» **Activity**
How many lines below contain the string "from"? Reply with the figure and no further words.

(Stored data entries)
>>

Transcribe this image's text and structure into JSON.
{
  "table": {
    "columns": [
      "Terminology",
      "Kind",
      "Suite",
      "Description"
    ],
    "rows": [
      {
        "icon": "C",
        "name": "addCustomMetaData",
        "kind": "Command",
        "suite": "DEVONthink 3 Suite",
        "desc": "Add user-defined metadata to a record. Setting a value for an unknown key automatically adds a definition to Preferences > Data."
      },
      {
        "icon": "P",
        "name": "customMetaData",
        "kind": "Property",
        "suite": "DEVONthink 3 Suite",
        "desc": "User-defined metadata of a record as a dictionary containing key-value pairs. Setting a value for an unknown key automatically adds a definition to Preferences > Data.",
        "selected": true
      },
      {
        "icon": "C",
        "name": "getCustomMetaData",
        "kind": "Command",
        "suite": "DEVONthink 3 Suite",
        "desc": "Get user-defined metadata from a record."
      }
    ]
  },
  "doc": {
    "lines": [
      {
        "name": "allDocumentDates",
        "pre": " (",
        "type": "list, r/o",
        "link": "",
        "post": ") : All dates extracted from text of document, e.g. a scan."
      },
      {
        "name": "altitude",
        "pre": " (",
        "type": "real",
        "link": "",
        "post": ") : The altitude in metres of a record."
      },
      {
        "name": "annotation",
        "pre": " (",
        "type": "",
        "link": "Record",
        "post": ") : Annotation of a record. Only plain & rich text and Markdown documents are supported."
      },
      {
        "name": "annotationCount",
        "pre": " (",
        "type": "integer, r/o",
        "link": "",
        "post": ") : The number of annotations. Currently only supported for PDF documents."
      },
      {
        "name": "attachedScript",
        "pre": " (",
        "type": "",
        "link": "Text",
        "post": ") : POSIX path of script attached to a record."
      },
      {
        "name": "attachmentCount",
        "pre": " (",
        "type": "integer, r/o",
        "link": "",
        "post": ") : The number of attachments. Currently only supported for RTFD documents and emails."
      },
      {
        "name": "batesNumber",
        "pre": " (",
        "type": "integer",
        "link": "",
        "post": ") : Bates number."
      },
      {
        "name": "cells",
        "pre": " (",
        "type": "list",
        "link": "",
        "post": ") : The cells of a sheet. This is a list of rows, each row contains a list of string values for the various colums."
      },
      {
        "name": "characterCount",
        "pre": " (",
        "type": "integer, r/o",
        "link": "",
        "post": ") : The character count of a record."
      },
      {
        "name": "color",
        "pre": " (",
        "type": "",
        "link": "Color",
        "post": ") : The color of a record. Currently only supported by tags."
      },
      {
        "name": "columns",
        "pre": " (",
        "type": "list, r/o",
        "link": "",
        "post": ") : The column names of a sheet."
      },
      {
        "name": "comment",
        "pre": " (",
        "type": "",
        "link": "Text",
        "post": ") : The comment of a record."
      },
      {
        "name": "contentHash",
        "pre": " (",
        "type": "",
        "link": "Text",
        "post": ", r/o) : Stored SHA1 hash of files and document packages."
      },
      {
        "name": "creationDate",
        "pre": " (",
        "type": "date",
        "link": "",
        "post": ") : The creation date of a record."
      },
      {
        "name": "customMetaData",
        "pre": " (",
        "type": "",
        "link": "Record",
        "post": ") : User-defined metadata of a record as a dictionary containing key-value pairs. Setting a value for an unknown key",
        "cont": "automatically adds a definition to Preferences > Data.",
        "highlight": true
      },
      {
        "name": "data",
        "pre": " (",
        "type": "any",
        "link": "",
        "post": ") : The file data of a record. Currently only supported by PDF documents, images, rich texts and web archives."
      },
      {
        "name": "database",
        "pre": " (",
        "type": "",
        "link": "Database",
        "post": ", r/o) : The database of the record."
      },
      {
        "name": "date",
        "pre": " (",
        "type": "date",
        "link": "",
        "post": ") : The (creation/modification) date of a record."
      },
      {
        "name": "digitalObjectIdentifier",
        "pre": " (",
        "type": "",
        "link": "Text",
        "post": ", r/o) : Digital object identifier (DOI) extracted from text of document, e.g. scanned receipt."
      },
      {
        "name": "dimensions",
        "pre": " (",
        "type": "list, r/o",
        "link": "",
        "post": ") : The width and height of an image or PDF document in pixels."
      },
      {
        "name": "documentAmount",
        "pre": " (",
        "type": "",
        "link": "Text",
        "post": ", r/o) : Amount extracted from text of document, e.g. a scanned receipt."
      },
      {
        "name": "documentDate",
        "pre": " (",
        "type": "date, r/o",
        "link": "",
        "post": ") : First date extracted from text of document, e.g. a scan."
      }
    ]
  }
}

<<

» **Result**
5